If you have been paying close attention to social media or advertisements on television, you have noticed that as summer began, more and more people returned to traveling.
This is due in large part, of course, to the fact that, overall, people in the United States are getting vaccinated and the deadly effects of the COVID-19 virus are declining, although cases are rising slightly due to the latest variants.
More and more people are feeling freer to follow the advice of Southwest Airlines to move about the country, while taking proper precautions.
A number of friends and family members have been taking road trips instead of flying and have been sharing the pictures of the sights they have visited. Some, including one of my brothers, have shared maps of their journeys, highlighting their route and stops along the way. It has been very enjoyable to travel with them, even if vicariously.
The last portion of the book of Bamidbar (Numbers) is part of this week’s double parashah, Mattot-Mas`ei. Mas`ei means “the travels of” and is a travelogue of the 40-year journey that the Israelites took from Egypt to territory just outside of the Promised Land. It lists the places at which the people stopped and camped as well as the significant events that occurred along the way. The Torah was able to relate the journeys of our ancestors through detailed descriptions, without Facebook.
Why is this sacred literature? Each part of the journey had already been chronicled in the preceding two books of the Torah. Why is it repeated here as a running account?
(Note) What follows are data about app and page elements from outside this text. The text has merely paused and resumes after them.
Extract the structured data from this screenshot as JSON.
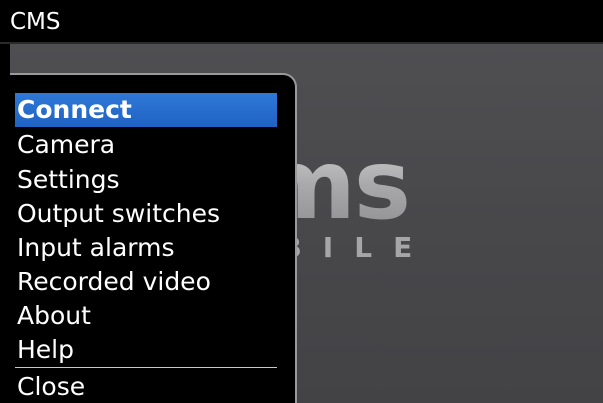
{
  "app": {
    "title": "CMS"
  },
  "logo": {
    "main_text": "cms",
    "sub_text": "MOBILE"
  },
  "menu": {
    "items": [
      {
        "label": "Connect",
        "selected": true
      },
      {
        "label": "Camera"
      },
      {
        "label": "Settings"
      },
      {
        "label": "Output switches"
      },
      {
        "label": "Input alarms"
      },
      {
        "label": "Recorded video"
      },
      {
        "label": "About"
      },
      {
        "label": "Help"
      },
      {
        "label": "Close"
      }
    ]
  },
  "colors": {
    "selection": "#1f63c4",
    "background": "#48484b",
    "menu_bg": "#000000",
    "text": "#ffffff"
  }
}
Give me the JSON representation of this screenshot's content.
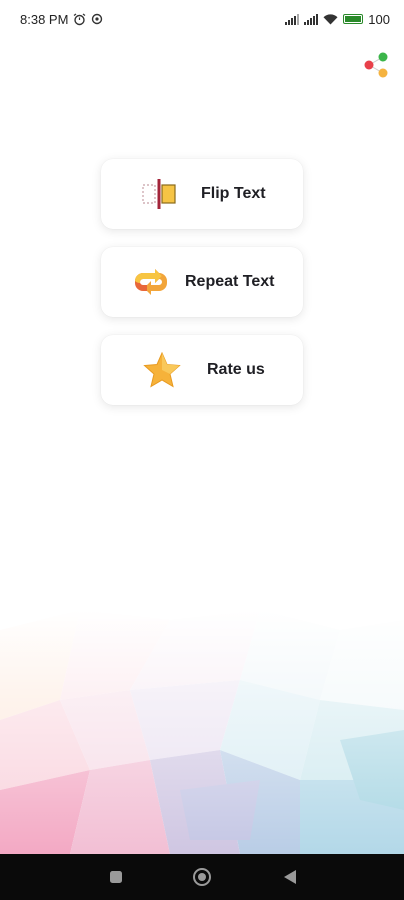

It may be that this review was a reminder to those born in the wilderness of the trials and tribulations, the triumphs and the failures, and everything that contributed to the maturation of the people of Israel from the time that they exited the narrow place of Egypt, born as a nation out of slavery.
It is important for members of one generation to tell of their journey through life in order to teach those who follow, in order to demonstrate that what is now taken for granted was hard won, in order to pass on the meaning and purpose that they found along the way.
It is also important for individuals. Recounting the journey, even as we continue to experience new legs of it, enables us to appreciate where we have been, what we have learned, how we have grown, and it informs us regarding future stops and starts along the way.
It is true, even if a cliché, to say that it is not so much the destination that is important, but the journey along the way. Life is a journey with many stops and starts. Each day offers new experiences, lessons and opportunities. We travel, we sojourn, we travel again. Even if we never physically leave the community in which we were born, our lives are a journey.
This week’s Torah portion is sacred because everyone’s journey is sacred. Each is unique; each is valuable; each is the tale of a life that is lived.
Share your journey with your family, with your friends, with anyone who cares to hear it. Take pictures. Record your impressions, your feelings, your life lessons. Life is a journey, a sacred journey.
Rabbi Josef Davidson serves Congregation B’nai Amoona and is a member of the St. Louis Rabbinical and Cantorial Association, which coordinates the weekly d’var Torah for the Jewish Light.